I fear for my son, and I fear for my grandson. Both are growing up as males in a culture that is sex-saturated and where access to sexual images and videos is unlimited via the internet. If you have a son, you should be afraid too. What can fathers do to help our sons grow up in this culture to become young men of integrity? I posed this question to Douglas Wilson, the author of the book, Future Men, and here is what he had to say.
One of the things that I would say that fathers have to do with their sons is they have to teach their sons to control their passions. They need to instill self-control in boys long before sex has entered their heads. Boys are very much in tune with their bodies. They know when they’re hungry, they know when they’re in pain, they know when they want to play and run more; they are very connected with their bodies. Fathers need to teach self-control and discipline when a boy is hurt and wants to come unglued, or when he wants to demand food because he’s hungry now. That sort of “convenience store” approach to indulging the passions is disastrous if a boy grows up lacking self-control for ten years and then hits adolescence.

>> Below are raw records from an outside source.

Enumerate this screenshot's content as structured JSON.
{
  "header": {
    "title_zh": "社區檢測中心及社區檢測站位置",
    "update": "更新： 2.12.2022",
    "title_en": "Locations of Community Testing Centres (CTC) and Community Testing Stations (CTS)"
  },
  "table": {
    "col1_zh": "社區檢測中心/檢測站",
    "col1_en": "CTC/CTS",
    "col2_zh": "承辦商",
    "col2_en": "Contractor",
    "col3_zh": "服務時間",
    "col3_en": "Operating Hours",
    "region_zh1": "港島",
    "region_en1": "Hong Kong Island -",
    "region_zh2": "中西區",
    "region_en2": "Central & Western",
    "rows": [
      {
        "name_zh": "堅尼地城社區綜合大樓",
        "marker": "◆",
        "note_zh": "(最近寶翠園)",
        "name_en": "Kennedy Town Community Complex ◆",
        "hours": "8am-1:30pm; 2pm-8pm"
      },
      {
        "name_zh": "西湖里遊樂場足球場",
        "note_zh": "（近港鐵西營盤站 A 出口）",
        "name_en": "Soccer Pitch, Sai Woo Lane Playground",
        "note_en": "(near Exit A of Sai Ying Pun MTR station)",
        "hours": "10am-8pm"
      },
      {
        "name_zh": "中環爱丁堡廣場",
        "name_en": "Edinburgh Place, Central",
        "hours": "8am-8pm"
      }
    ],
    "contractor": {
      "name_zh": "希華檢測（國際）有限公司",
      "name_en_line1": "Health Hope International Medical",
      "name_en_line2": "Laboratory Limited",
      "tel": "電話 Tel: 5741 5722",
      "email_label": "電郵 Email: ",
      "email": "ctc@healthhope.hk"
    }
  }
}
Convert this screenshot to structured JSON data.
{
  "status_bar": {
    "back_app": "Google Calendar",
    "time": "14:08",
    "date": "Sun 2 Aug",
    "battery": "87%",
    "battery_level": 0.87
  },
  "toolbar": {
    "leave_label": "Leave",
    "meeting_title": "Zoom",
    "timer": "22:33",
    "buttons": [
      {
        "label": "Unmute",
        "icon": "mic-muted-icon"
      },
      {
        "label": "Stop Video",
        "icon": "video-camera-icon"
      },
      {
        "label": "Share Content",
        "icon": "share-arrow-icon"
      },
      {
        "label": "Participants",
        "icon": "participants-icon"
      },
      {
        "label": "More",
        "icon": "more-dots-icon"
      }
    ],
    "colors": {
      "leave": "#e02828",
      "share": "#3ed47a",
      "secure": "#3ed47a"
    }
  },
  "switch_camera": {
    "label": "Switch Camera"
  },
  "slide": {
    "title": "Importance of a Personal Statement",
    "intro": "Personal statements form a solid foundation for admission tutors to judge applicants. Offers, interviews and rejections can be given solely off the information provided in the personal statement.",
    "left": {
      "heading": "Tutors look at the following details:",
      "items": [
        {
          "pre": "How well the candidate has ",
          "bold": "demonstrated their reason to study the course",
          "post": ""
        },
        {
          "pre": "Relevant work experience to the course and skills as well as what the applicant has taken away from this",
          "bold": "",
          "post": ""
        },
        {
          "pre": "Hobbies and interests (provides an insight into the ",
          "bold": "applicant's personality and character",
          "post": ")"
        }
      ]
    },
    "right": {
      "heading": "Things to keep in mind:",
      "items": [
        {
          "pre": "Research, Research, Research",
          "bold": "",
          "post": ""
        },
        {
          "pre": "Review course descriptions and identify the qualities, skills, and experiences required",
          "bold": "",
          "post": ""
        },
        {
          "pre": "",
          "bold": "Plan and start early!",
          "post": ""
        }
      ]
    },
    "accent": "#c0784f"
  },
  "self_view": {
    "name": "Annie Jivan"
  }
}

All of a sudden the strongest passion that he’s ever experiences hits him. If he doesn’t have any experience with self-control, he’s going to lose in this area. So, the first thing a father needs to do is instill self-control as a default drive assumption; he needs to discipline his boy for a decade before sex has entered the picture.
Secondly, a father needs to teach his son about sex and about what’s going on when a woman is acting seductively, whether it’s a pornographic woman or a girl standing on the sidewalk outside his junior high. He needs to take his sons through Proverbs. Many Christian moms are tempted to say things like, “Son, you see the way she’s dressed there? That’s awful and gross.” The son’s thinking to himself, “No, it isn’t.” A father who follows Proverbs says, “Her words are like honey, it looks really good at the beginning. If you go to bed with her, you’ll have a really good time, but the steps of her household lead down to death. There’s a consequence to pay. It looks good at the beginning, but not at the end.”
My wife and I first encountered this when my son was a little boy and they were at the supermarket checkout counter. There was a magazine there with a woman almost wearing something and my wife was using her as a teaching opportunity. She started to explain to my son that this was an awful, gross thing. I told my wife afterwards that a woman might look at that and see nothing but the grotesque nature of it, but for a guy there’s all sorts of pleasant things that strike him initially. Even mothers need to say to their sons, “That looks good, doesn’t it? The Bible says it looks good at the beginning, but at the end is death.”